The ASH Conference is now actually over (it ended Monday), but I still have lots of Follicular Lymphoma news to go through. We're starting to see lots of folks bragging about their presentations, which is great. There was a lot of stuff worth bragging about this year.
It seems like one of the really big winners of this conference was Obinutuzumab, which I wrote about a few weeks ago. It is a potential replacement for Rituxan -- it operates in much the same way, but may be even more effective because of the way it was created. (Of course, the really really big winners are those of us with Follicular Lymphoma....)
Rituxan has been a huge part of why Follicular Lymphoma survival rates have been increasing in the last 20 years or so, and there have been a bunch of attempts to find a monoclonal antibody that can improve on Rituxan. So far, no one has been able to find one. Until now. I don't think Obinutuzumab will replace Rituxan completely (oncologists' habits are hard to break), but it might chip away at its dominance.
Combine that with another presentation from ASH, and we might very well see a lot less Rituxan soon.
Rituxan's patents have expired (in 2013 in Europe and a few months ago in the U.S.). That means generic or biosimilar versions can be sold. Biosimilars are basically copies of the already-used treatment (in this case, Rituxan). If they are developed properly, they will be as effective as the original, with the same kinds of side effects. They will also likely be cheaper, since pharmaceutical companies use a lot of their profits to help recoup their costs for research and marketing of their products. A generic or biosimilar has a head start -- people already know it works as well as Rituxan.
Of course, that assumes that it does work.
The ASH presentation called "A Phase III Efficacy and Safety Study of the Proposed Rituximab Biosimilar GP2013 Versus Rituximab in Patients with Previously Untreated Advanced Follicular Lymphoma" set out to show that a biosimilar can indeed work as well as Rituxan.
The researchers tested a biosimilar called GP2013. The study looked at 629 patients in 26 counties. Half were given the chemotherapy CVP + GP2013, and then 2 years of maintenance with GP2013. The other group was given CVP + Rituxan, plus 2 years of Rituxan maintenance.
The Overall Response Rate for the GP2013 group was 87.1%. For the Rituxan group, it was 87.5%. That's a very small difference -- enough to say that the biosimilar is indeed similar to the original. The researchers also tried to measure median Progression-Free Survival and Overall Survival, but the median had not been reached after 3 years (that is, less than half of the group had progressed or died, so they couldn't measure it).
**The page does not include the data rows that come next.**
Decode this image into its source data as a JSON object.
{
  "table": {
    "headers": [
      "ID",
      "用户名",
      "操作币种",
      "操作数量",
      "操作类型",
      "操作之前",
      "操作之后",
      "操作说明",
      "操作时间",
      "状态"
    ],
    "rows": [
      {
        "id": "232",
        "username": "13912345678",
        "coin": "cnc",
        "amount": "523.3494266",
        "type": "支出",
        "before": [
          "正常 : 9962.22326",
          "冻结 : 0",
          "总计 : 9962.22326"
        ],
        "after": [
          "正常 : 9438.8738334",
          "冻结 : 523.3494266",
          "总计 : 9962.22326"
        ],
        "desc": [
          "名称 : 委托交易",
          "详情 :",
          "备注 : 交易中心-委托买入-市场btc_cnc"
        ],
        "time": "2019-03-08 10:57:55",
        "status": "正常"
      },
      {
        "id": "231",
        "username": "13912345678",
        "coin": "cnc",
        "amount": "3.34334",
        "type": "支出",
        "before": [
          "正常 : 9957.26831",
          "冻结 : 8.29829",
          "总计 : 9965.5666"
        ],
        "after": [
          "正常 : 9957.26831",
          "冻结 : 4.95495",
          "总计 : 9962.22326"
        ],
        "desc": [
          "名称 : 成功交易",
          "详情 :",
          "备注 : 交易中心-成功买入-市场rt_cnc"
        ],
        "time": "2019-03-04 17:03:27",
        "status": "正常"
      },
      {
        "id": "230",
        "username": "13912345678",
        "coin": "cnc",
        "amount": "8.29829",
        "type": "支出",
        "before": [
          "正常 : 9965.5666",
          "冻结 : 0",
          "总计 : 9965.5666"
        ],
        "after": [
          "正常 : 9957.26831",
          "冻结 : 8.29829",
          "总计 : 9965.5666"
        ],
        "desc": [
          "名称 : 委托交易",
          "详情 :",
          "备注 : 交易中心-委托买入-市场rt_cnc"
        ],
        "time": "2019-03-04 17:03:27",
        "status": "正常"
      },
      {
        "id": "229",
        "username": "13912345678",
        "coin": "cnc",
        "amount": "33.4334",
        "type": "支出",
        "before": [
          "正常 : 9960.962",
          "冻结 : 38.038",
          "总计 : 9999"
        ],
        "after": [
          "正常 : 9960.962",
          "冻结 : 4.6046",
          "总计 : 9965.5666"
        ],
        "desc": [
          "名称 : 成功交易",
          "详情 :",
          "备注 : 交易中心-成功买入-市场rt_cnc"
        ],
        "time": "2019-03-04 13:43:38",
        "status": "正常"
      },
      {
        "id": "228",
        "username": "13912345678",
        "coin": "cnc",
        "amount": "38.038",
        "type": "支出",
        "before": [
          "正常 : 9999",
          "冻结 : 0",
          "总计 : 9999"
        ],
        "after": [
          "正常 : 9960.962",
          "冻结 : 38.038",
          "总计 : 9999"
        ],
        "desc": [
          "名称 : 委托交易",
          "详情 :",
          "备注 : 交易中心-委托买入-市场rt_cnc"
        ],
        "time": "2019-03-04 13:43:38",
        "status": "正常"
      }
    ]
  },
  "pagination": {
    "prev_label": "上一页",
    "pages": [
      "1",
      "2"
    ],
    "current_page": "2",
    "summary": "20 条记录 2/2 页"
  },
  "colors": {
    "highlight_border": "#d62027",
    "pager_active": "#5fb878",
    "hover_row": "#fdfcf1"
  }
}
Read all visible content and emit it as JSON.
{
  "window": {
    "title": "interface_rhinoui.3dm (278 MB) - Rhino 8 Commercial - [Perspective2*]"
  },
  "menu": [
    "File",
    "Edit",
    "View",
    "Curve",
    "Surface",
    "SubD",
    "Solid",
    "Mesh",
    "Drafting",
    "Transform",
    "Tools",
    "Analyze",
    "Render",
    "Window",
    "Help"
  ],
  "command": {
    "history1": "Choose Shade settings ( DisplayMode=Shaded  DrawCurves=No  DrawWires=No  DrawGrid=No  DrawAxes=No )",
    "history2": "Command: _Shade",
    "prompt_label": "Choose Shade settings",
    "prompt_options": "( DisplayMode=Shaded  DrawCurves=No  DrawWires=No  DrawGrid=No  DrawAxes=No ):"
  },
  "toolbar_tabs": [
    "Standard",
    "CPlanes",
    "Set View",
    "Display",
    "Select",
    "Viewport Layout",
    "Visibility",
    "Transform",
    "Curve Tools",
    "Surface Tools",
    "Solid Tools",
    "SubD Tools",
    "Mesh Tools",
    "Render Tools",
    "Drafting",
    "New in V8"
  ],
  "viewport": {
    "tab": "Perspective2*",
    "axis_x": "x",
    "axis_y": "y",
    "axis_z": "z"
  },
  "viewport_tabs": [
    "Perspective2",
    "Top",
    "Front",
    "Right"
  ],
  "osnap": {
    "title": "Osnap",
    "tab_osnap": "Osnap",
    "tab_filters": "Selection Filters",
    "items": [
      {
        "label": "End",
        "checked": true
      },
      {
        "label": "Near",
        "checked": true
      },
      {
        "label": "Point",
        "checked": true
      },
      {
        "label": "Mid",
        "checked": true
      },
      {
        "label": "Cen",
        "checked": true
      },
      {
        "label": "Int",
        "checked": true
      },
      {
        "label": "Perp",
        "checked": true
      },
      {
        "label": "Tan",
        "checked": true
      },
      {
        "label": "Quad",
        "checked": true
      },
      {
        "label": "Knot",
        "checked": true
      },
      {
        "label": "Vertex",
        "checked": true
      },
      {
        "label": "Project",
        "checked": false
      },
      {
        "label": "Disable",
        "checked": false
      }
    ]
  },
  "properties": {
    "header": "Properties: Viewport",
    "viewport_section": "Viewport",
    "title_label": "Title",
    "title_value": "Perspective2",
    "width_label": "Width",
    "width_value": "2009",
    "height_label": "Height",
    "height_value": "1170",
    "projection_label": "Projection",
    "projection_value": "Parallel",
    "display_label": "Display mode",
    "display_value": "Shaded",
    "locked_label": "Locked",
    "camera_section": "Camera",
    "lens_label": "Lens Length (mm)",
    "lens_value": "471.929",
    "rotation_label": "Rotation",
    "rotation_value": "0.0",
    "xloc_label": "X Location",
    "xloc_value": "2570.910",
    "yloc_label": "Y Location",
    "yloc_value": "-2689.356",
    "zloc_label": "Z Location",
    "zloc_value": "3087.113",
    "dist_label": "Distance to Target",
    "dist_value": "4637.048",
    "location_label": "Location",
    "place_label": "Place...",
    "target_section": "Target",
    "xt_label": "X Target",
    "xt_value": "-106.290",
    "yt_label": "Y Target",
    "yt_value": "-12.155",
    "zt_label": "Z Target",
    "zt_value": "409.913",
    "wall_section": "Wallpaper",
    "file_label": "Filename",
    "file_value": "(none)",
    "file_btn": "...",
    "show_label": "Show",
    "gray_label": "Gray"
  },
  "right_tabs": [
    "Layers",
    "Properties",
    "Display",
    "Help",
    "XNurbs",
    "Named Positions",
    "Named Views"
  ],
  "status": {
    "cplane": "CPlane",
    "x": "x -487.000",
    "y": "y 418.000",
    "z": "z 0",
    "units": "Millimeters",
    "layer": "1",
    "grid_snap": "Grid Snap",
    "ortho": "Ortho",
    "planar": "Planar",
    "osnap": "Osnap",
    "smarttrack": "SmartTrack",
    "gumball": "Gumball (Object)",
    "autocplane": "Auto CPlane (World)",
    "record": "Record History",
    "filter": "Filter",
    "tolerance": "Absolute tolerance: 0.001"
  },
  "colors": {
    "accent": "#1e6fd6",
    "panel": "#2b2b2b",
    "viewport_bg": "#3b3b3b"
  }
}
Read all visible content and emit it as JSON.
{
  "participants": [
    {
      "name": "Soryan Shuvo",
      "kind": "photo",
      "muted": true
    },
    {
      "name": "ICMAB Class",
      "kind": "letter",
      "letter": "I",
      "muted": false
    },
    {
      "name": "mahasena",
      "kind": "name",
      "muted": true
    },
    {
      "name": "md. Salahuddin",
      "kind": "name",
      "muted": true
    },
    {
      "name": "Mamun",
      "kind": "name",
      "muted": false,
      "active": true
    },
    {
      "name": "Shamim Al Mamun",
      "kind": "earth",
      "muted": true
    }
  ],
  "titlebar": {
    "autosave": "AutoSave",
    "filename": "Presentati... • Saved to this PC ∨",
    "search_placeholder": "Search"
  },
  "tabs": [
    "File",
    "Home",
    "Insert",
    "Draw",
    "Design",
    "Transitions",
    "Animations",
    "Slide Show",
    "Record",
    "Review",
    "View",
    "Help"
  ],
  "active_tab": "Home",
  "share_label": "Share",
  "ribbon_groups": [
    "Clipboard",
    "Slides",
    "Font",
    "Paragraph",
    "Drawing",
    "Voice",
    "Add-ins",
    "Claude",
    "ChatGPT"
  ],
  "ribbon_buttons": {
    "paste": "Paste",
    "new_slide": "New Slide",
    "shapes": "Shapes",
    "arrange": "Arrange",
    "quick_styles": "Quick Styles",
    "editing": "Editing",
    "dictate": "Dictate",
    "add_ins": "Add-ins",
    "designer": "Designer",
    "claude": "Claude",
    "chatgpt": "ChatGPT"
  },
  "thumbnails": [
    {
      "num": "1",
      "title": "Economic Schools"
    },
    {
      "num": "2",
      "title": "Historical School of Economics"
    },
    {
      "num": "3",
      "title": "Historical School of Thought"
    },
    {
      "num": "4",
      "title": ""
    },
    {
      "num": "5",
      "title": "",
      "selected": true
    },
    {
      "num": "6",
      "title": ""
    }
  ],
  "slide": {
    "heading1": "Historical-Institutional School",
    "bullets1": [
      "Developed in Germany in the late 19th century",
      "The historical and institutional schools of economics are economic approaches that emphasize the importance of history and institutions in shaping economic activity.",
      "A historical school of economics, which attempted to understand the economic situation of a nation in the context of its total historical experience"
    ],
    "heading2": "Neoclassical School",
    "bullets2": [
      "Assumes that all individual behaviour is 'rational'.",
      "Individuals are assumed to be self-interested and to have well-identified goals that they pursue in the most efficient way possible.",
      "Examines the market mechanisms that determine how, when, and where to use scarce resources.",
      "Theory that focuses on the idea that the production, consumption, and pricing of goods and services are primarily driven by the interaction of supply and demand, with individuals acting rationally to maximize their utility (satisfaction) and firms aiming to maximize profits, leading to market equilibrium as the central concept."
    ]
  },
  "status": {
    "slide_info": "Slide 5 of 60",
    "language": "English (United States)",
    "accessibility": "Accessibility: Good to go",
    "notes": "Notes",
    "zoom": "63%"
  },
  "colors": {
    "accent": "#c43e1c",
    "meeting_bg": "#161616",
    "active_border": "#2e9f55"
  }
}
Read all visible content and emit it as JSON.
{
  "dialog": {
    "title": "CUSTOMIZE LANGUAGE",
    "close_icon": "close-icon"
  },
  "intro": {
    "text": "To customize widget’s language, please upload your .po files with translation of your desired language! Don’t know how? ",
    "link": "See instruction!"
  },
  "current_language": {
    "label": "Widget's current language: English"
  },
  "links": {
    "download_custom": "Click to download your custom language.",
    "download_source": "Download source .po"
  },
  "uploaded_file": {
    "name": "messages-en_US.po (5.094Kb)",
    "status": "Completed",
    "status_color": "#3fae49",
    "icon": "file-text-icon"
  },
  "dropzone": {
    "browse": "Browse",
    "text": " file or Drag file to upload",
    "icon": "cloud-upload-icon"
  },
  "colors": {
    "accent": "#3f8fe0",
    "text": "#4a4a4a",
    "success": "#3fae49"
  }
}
Both groups also had similar side effects.
There are actually quite a few Rituxan biosimilars being developed. I'm still not willing to say they will replace Rituxan completely, but it's good to know there are some out there. Cost is a factor for everyone, if something can give the same results for a lower price, we all benefit.
The only thing left for GP2013 to do is come up with a better name. They definitely need something snappier -- ideally, with an X or a Z in it. Or more than one. My suggestion? "Rituxisimilex." (If you're reading, dear researchers, you're welcome to use that name. No charge. Just keep doing what you're doing.)